1. The "what the hell is wrong with my leg" trainwreck Q&A I've been playing for the last week was abruptly halted yesterday with a diagnosis: partially torn soleus. The soleus is the big calf muscle that lives inside of the outer calf muscles and runs up the back/inside of your lower leg. I came home and googled it and every single symptom, every single one fits, it all just clunked into place. The symptoms of a gradual tear due to overuse or tightness, the pre-tear symptoms, all the various places my leg has hurt since this all happened, everything. Essentially the tightness in my shins that was caused by all my gait changes was exacerbated by my failure to transition into my Newtons properly along with an increase in running volume (NOT intensity), and eventually that tightness turned into a tear which grew until I couldn't run anymore. Hindsight is such a bitch.
2. My PT is overjoyed about the diagnosis because it finally all makes sense. He said that the tear was what caused all the inflammation in my outer calf muscles, which he broke up last week and caused all that sweet bruising. Now that the outer calf muscles are no longer swollen and ridiculously inflamed, he could feel the knot of scar tissue surrounding the tear. And nothing to do with a knot of scar tissue except rip it apart with the Graston tools. It caused the kind of pain where I can no longer be tense and pull away but instead can do nothing but just give up and succumb and let it wash over me. However, when he was done, I got up and could walk around without the pain shooting up from my heel for the first time since this mess happened. It feels like he ripped my calf muscle in half - which he sort of did - and I'm rocking a pretty serious pimp limp. But it also feels better, it's hard to explain how I can be in some pretty serious post-Graston pain AND feel better, but I feel like it's healing, like he did good work and now all the inflammation and scar tissue and crap just needs to be washed away so the muscle can heal.

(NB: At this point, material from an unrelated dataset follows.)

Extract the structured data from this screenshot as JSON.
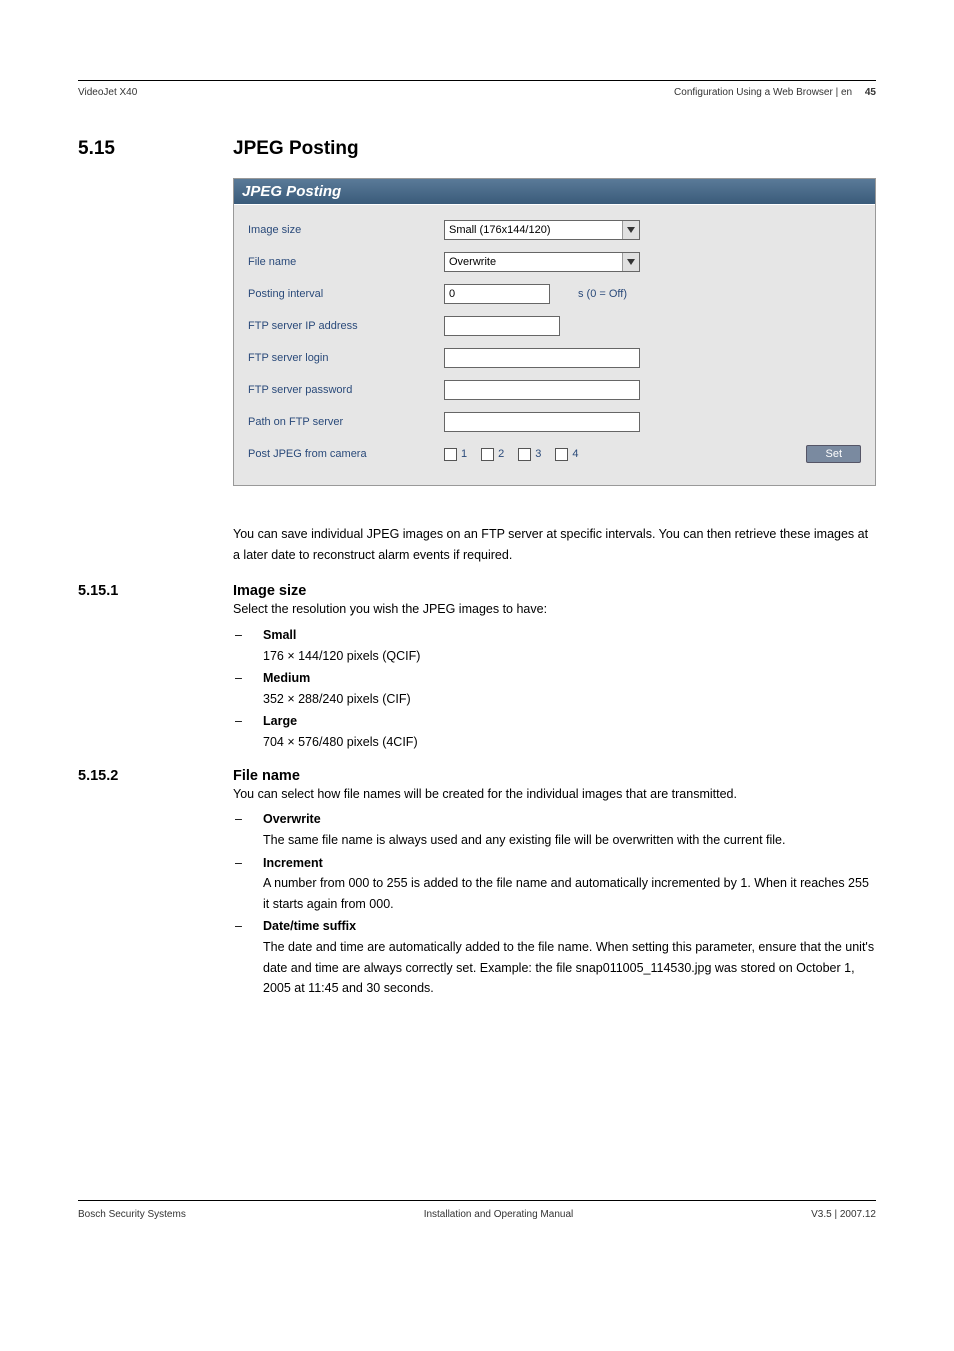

3. I've been trying really hard to not fall in the pit of injury despair about this over the past two weeks. Last year when I injured my back, I literally climbed in bed and ate nothing but Oreos until my girlfriends showed up without warning and dragged me down the street for Thai food and injury tales of their own. It's so tempting, and would be so easy to let it rock my boat, but the lesson I'm trying to teach myself this time around is to not let it fuck with me emotionally. That doesn't mean I haven't had bad moments, that doesn't mean I didn't get off the trainer yesterday morning and throw my bike shoes on the ground because of how mad I was that it hurt to push hard in a low gear, that doesn't mean I didn't start crying in my office when thinking about all the gorgeous weather running I am missing right now. But I'm trying, I'm working really hard to keep a good outlook - not only externally, not only to my friends, not just keeping a brave face on it, but internally as well, really staying calm and breathing.
And the support that has been zinging my way from everywhere has been amazing. It feeds me where I need to feel strong, it reminds me that I'm not alone.
I don't know why either, but I've said before that while I don't really understand why this is my journey, I'm going to own it. In the big picture of my season and even the little picture of the next month, this is a bump in the road. So I'm going to just bump right over it and roll forwards. It really is hard sometimes, to be an easily-injured klutz in a sport that is so hard on the body, but it's who I am now and I'd certainly rather this be my life than watching it pass by from the couch. Sure, I wouldn't have a torn muscle in my stupid leg, but I would have missed out on so much happiness as well, and I'll take it if it means that I get to wring myself dry in the pool and fly down a mountain on a bicycle at 50mph and cross that finish line over and over and over. To the universe: if this is the deal, if these are the trade-offs, than it's worth it. I accept.